I’ve seen the next-generation Chevrolet Equinox, but have not driven it. Its sleek styling, upmarket interior and a blizzard of amenities earn it my nod for runner-up. Average mileage: 27 to 30 mpg.
Porsche Macan: US$48,850
In the premium segment, the Macan is a force to be reckoned with. To think people once thought Porsche SUVs were a bad thing. It’s handsome inside and out, but more important, the Macan is a passionate dance partner on a twisty road. Ditching a Cayman for practicality reasons? Don’t fret. The Macan’s sporty rear-drive characteristics can make drivers forget it’s a crossover.
The base turbocharged 4-cylinder does the 0-60 sprint in 6.3 seconds. I drove the faster turbo V-6 version, and there are always the GTS or Turbo models for even more velocity. Porsche proves practical transportation can be a thrill to drive.
It can also be pricey. Optioning a Macan to the US$70,000 level is breathtakingly easy. And the Mercedes-Benz GLC300 has a roomier back seat and a lovely interior. Average mileage: 19 to 22 mpg.
Mazda CX-9: US$32,460
Buyers gravitate to three-row crossovers to avoid the stigma of minivans. For style mavens, it’s tough to beat the CX-9. The lithe sheet metal puts some premium brands to shame. Go with the top-shelf Signature model at about US$45,000, and chunks of rosewood and real aluminium grace the cabin.
The future of powertrains — a turbocharged 4-cylinder — motivates the Mazda. No worries; power off the line is fine. A bonus? The family friendly CX-9 is the driver’s choice for slicing through corners. Careful not to make the children carsick.
The CX-9 lacks a panoramic roof, and its tidier size keeps the third row on the tighter side. For a little more elbow room, check out Toyota’s Highlander, which also comes as a hybrid. Average mileage: 23 to 24 mpg.
Audi Q7: US$49,000
For luxury in the three-row segment, Audi’s Q7 gets my nod (though it nearly came down to the excellent Volvo XC90). True, the Q7 is understated to the point of anonymity, but few interiors offer better craftsmanship.
Power is provided by either a turbocharged 4-cylinder or a supercharged V-6. The big Audi feels light on its feet. There are bank vaults that are not this solid. It’s stuffed with safety technology, including Traffic Jam Assist, a semiautonomous driving feature that keeps the Q7 within its lane and in pace with the cars ahead while the driver reaches back to retrieve dropped Sippy cups and iPads.
Shoppers will find it effortless to run the price up near US$70,000. But hey, there are Porsche Macans that cost more. That sort of makes the Audi a bargain. Average mileage: 21 to 22 mpg.
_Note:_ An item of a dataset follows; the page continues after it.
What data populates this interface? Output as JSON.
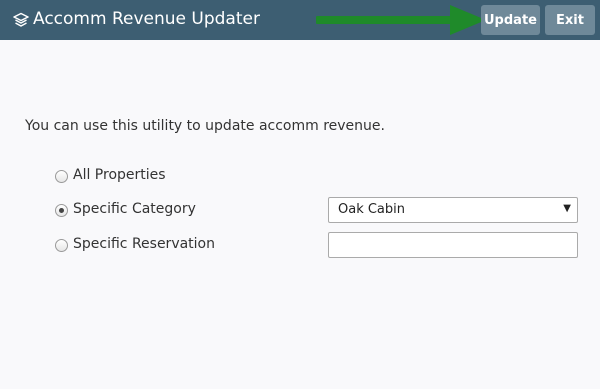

So those are my top five. My best advice for selecting a vehicle? Test-drive at least three models and brands before buying to make sure it is the best vehicle for your needs. Notice how one manufacturer does not dominate my choices? They should not dominate yours either. — The New York Times